You never know what impact your words will have on someone. You don't even know if anyone will ever read them. But you write. Cathartic exercise to soothe your own soul. And then you find out that you've become the voice of many. That you are soothing more souls than you will ever meet. And you become a beacon. And how odd that must be.That's how it started for me. An infertility survivor who was dealing with lots and lots of survivor guilt. It started by reading the usual suspect. Grrl, Julie, Tertia, Julia, et al. They gave words to what I had felt when I was going through it all. The isolation. The hope. All the crap that goes along with it. And I started to feel better. Their successes started to feel like mine. When their kids were born, it felt like I had won all over again. Bizarre, psycho, stalking behavior completely unbecoming of someone who really shouldn't care less. They have the eloquent words I could never come up with on my own. And that kinda freaks me out a little bit.

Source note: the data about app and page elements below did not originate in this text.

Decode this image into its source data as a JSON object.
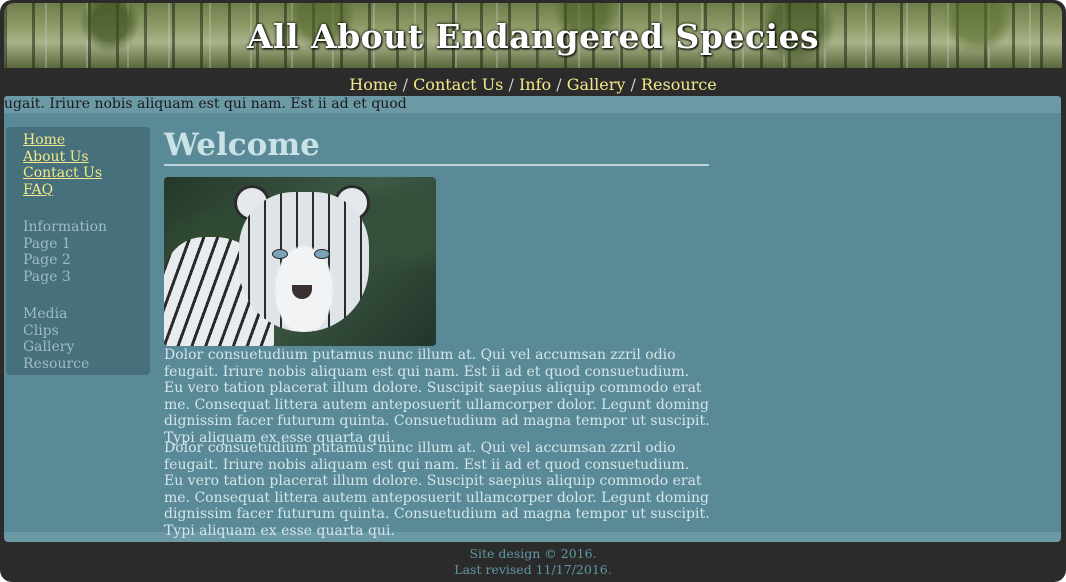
{
  "header": {
    "title": "All About Endangered Species"
  },
  "topnav": {
    "items": [
      "Home",
      "Contact Us",
      "Info",
      "Gallery",
      "Resource"
    ],
    "separator": " / "
  },
  "ticker": {
    "text": "ugait. Iriure nobis aliquam est qui nam. Est ii ad et quod"
  },
  "sidebar": {
    "group1": [
      "Home",
      "About Us",
      "Contact Us",
      "FAQ"
    ],
    "group2": [
      "Information",
      "Page 1",
      "Page 2",
      "Page 3"
    ],
    "group3": [
      "Media",
      "Clips",
      "Gallery",
      "Resource"
    ]
  },
  "main": {
    "heading": "Welcome",
    "image_alt": "White tiger",
    "paragraphs": [
      "Dolor consuetudium putamus nunc illum at. Qui vel accumsan zzril odio feugait. Iriure nobis aliquam est qui nam. Est ii ad et quod consuetudium. Eu vero tation placerat illum dolore. Suscipit saepius aliquip commodo erat me. Consequat littera autem anteposuerit ullamcorper dolor. Legunt doming dignissim facer futurum quinta. Consuetudium ad magna tempor ut suscipit. Typi aliquam ex esse quarta qui.",
      "Dolor consuetudium putamus nunc illum at. Qui vel accumsan zzril odio feugait. Iriure nobis aliquam est qui nam. Est ii ad et quod consuetudium. Eu vero tation placerat illum dolore. Suscipit saepius aliquip commodo erat me. Consequat littera autem anteposuerit ullamcorper dolor. Legunt doming dignissim facer futurum quinta. Consuetudium ad magna tempor ut suscipit. Typi aliquam ex esse quarta qui."
    ]
  },
  "footer": {
    "line1": "Site design © 2016.",
    "line2": "Last revised 11/17/2016."
  },
  "colors": {
    "frame": "#2b2b2b",
    "content": "#5a8a97",
    "sidebar": "#46707b",
    "link_active": "#f3e98a",
    "link_muted": "#9fbcc4"
  }
}
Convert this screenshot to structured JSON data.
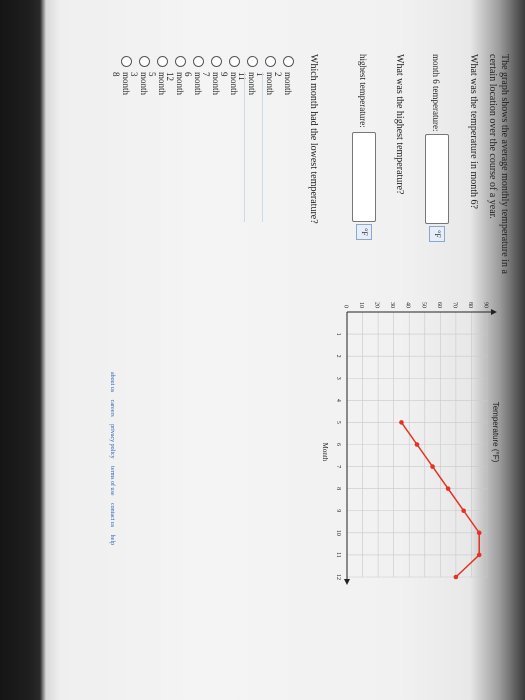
{
  "question": {
    "intro_line1": "The graph shows the average monthly temperature in a",
    "intro_line2": "certain location over the course of a year.",
    "q1": "What was the temperature in month 6?",
    "q1_label": "month 6 temperature:",
    "q1_value": "",
    "q1_unit": "°F",
    "q2": "What was the highest temperature?",
    "q2_label": "highest temperature:",
    "q2_value": "",
    "q2_unit": "°F",
    "q3": "Which month had the lowest temperature?"
  },
  "options": [
    "month 2",
    "month 1",
    "month 11",
    "month 9",
    "month 7",
    "month 6",
    "month 12",
    "month 5",
    "month 3",
    "month 8"
  ],
  "footer": [
    "about us",
    "careers",
    "privacy policy",
    "terms of use",
    "contact us",
    "help"
  ],
  "colors": {
    "line": "#e53222",
    "grid": "#c9c9c9",
    "axis": "#222222",
    "link": "#2a5db0"
  },
  "chart_data": {
    "type": "line",
    "title": "Temperature (°F)",
    "xlabel": "Month",
    "ylabel": "Temperature (°F)",
    "x": [
      1,
      2,
      3,
      4,
      5,
      6,
      7,
      8,
      9,
      10,
      11,
      12
    ],
    "values": [
      null,
      null,
      null,
      null,
      35,
      45,
      55,
      65,
      75,
      85,
      85,
      70
    ],
    "ylim": [
      0,
      90
    ],
    "xlim": [
      0,
      12
    ],
    "y_ticks": [
      0,
      10,
      20,
      30,
      40,
      50,
      60,
      70,
      80,
      90
    ],
    "x_ticks": [
      1,
      2,
      3,
      4,
      5,
      6,
      7,
      8,
      9,
      10,
      11,
      12
    ],
    "grid": true
  }
}
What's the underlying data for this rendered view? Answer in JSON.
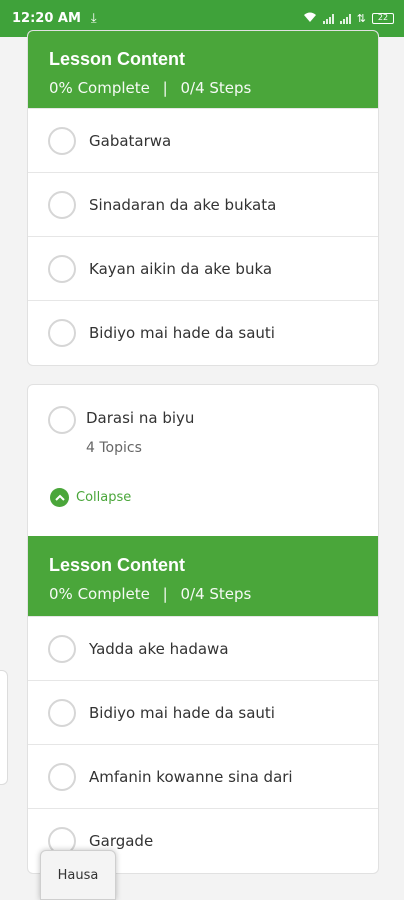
{
  "status_bar": {
    "time": "12:20 AM",
    "battery": "22"
  },
  "section1": {
    "header": {
      "title": "Lesson Content",
      "progress": "0% Complete",
      "separator": "|",
      "steps": "0/4 Steps"
    },
    "items": [
      {
        "label": "Gabatarwa"
      },
      {
        "label": "Sinadaran da ake bukata"
      },
      {
        "label": "Kayan aikin da ake buka"
      },
      {
        "label": "Bidiyo mai hade da sauti"
      }
    ]
  },
  "section2": {
    "title": "Darasi na biyu",
    "subtitle": "4 Topics",
    "collapse_label": "Collapse",
    "header": {
      "title": "Lesson Content",
      "progress": "0% Complete",
      "separator": "|",
      "steps": "0/4 Steps"
    },
    "items": [
      {
        "label": "Yadda ake hadawa"
      },
      {
        "label": "Bidiyo mai hade da sauti"
      },
      {
        "label": "Amfanin kowanne sina dari"
      },
      {
        "label": "Gargade"
      }
    ]
  },
  "language_button": {
    "label": "Hausa"
  },
  "colors": {
    "primary_green": "#4aa63a",
    "status_green": "#3fa23a"
  }
}
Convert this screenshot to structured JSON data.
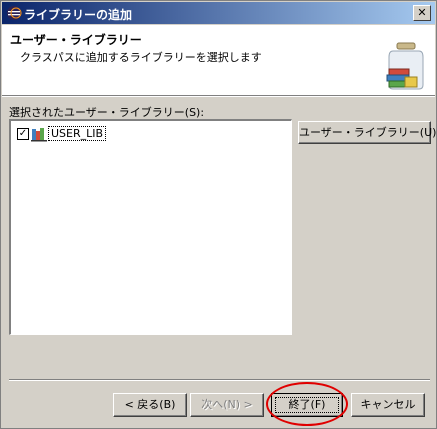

I have always been sufficient all on my own. I have lived on my own since I was 16 years old. I followed the Grateful Dead. I was a street kid in Seattle. I hitchiked all over the West coast. I was a door to door salesperson for cleaner, for pete's sake! I have lived more in my 29 (30 on Saturday) years than most people ever will. And then I met my love. The first guy to ever hold my attention for very long. I thought long term relationships were 3 months or less. But Joe came along and all that changed. He rocked my socks. He was cocky and sure of himself and how cute he really was. And that drove me nutso. To add to the attraction, he had the cutest 2 year old boy with him. His son. I didn't even think that I wanted kids until I met that little blonde boy. Who turns 13 tomorrow. Wow, how time flies. I became a cliche at that point.
Girl meets boy. They fall in love. They move in together. They play house for 1 1/2 years until they decide to get married. They get married. They start looking around at their child and decide that they might, maybe want one more. They start trying. That's when my cliche took a decidedly different turn than most. It became very much not an easy thing. What is supposed to be the most natural, beautiful thing in the world turned out to completely suck. Really suck. I saw more of the dildo-cam (i named him george) than I did of my husband. Shots and pills and tests and blood and vampires and and and and and and. The list just goes on. Throughout this time we decided that I should adopt that little blonde boy. And so I did. And I thought that that might be it. That maybe that was the child that was intended for me. It didn't matter to me that he wasn't biologically related to me. He was MINE. And the funny thing was, he even kinda looks like me. We kept trying though. For 5 years. FIVE years. That is a long ass time for my ass to take the abuse it took. And we got pregnant. And the baby died. And that sucked too.
I gave up then. Hope had officially left the building. Hope was a bitch. But then (and I hate this part because it just doesn't usually happen like this, regardless of what other people say), we were pregnant. And at the end of a very sucky pregnancy filled with the joys of high blood pressure, toxemia and fetal distress, we had another little blonde boy. Who is now 4. And boy, has my life changed.
This is me, Jessie. This is my life. Sit down, strap yourself in and hold on. It gets quite bumpy occasionally. Welcome to it.